Take a Breath

Breathing should be simple, right? We may get so caught up in our day-to-day activities that we forget to breathe, or at least breathe well. As Dr. Andrew Weill, a pioneer of complementary and alternative medicine says, "If I had to limit my advice on healthier living to just one tip, it would be simply to learn how to breathe correctly." 

Our autonomic system has two sides. Our parasympathetic nervous system (PNS) is also known as Rest & Digest, while our sympathetic nervous system (SNS) is often referred to as the Fight, Flight, or Freeze response. Being in a prolonged sympathetic state can have adverse health effects including: sleep (can cause insomnia) weight gain, elevated blood pressure, elevated blood glucose, dry mouth, impaired immune system, impaired digestion and detoxification, impaired thyroid function, impaired reproductive system function/ lowered libido. In contrast, in the parasympathetic state: the body heals, weight loss can occur more readily, sleep is improved, blood pressure and blood glucose can normalize, the digestive system works more efficiently, the liver is able to detoxify more efficiently, the immune system is kept strong and the body is able to fight off bacteria, viruses, and parasites, the reproductive system functions better and sex hormones function optimally. 

There are ways to optimize this autonomic process. Here are four ways to breathe! 

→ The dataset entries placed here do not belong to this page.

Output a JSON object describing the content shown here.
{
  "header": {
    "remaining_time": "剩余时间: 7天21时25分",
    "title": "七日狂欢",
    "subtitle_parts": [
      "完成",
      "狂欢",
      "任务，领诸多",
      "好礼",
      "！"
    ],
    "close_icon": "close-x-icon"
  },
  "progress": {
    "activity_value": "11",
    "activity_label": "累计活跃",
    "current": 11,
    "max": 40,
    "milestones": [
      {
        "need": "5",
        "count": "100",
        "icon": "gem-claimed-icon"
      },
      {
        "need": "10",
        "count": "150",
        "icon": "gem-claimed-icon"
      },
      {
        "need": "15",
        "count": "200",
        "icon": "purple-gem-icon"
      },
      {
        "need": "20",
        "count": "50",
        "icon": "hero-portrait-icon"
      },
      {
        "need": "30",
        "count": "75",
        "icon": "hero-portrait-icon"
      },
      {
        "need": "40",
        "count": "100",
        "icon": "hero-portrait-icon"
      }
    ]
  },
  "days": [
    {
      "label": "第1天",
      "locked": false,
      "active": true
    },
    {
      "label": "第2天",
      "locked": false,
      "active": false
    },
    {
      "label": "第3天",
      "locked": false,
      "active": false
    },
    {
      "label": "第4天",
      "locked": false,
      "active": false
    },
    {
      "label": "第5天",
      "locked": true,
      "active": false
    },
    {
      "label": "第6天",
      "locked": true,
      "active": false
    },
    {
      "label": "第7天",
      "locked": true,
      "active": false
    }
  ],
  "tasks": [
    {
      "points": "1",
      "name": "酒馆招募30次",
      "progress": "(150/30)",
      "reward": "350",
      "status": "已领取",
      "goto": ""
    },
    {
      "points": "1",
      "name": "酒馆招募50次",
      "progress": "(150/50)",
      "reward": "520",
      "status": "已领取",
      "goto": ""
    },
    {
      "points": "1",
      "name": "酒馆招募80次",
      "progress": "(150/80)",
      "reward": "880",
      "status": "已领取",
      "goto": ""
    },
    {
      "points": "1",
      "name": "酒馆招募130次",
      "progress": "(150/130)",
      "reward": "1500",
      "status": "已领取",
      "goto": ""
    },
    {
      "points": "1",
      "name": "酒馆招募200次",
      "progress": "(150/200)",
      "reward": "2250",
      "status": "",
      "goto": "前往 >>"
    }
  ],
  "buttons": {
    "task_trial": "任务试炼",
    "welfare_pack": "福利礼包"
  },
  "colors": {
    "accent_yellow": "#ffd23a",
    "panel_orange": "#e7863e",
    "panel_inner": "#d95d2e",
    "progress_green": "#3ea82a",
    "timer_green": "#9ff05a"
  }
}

  1. Inhale and Exhale through your nose, versus your mouth (unless suffering from sinus difficulty). Gently place the tip of your tongue on the back of your top front teeth, at the crease where your teeth meet the roof of your mouth.  
  2. Diaphragmatic Breathing. We encourage you to tap into diaphragmatic breathing anytime you can remember to do so. Your diaphragm is the muscle on the bottom of your ribcage. On your inhalation, your stomach will expand outward as your chest cavity fills with air, pushing your rib cage out and apart. On your exhalation, your abdominal muscles and ribs will pull together – envision drawing your belly button back and down, towards your low spine. (Instead of breathing into your heart and chest area, which is where many people tend to concentrate their breathing. This does not allow for optimum benefit from respiration and can also contribute to neck and shoulder tightness and pain over time.)  
  3. 4-7-8 Breathing. Inhale for 4 count, hold for 7 counts, exhale to 8 counts; pause at the end of your exhalation. Repeat 4-7-8 cycle for four breaths. Over time, increase to eight breaths of the 4-7-8 cycle, 2x per day, or whenever you feel stress building in your body and mind.  
  4. Box Breathing. Breathe in for 4, hold for 4, breathe out for 4, hold for 4. Do this for three cycles and then return to normal breathing.   

Your body relies on oxygen so it’s no wonder why breathing is so important. Breathe better, and you’ll see that you’ll sleep better, digest food more efficiently, improve your body’s immune response, and reduce stress levels.